#### [Required action]
Where does the string "Wetland" appear in the records? Copy each line that holds it.

#### [Excerpted records]
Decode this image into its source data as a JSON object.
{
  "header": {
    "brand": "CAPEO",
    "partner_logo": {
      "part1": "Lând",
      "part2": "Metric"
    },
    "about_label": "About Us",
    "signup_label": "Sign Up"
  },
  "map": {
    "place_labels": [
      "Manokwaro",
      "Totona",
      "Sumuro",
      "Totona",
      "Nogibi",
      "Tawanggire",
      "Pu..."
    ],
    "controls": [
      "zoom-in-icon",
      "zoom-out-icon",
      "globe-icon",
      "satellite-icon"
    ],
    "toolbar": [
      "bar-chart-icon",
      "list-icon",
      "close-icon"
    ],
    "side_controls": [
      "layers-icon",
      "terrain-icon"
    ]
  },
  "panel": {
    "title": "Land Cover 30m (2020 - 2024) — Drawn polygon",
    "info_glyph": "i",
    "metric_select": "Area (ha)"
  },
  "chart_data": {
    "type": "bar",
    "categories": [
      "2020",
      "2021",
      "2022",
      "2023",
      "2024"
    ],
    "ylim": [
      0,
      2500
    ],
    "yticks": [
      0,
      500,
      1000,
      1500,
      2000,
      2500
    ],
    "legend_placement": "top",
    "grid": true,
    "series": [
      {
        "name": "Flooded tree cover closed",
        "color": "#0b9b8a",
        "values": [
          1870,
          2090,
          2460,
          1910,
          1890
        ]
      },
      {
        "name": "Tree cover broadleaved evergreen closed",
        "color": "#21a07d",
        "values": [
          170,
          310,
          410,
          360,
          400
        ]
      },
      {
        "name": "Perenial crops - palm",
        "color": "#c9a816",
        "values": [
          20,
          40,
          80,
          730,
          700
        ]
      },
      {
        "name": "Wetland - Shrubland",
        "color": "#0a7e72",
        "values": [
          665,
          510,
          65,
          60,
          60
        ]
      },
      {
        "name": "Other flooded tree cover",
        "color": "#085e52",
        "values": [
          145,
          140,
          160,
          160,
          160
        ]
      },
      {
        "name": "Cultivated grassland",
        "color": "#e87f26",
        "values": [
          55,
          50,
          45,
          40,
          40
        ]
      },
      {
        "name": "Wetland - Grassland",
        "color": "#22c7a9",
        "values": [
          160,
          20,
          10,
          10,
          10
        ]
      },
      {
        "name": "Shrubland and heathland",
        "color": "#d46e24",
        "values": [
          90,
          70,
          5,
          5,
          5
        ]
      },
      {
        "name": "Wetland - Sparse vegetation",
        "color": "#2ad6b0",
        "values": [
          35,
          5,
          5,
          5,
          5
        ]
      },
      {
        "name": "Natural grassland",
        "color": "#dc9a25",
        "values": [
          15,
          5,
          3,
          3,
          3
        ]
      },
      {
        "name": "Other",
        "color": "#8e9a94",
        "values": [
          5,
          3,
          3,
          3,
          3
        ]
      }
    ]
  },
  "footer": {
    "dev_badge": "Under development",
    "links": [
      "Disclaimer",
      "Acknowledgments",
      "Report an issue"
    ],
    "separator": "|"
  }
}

#### [Task result]
        "name": "Wetland - Shrubland",
        "name": "Wetland - Grassland",
        "name": "Wetland - Sparse vegetation",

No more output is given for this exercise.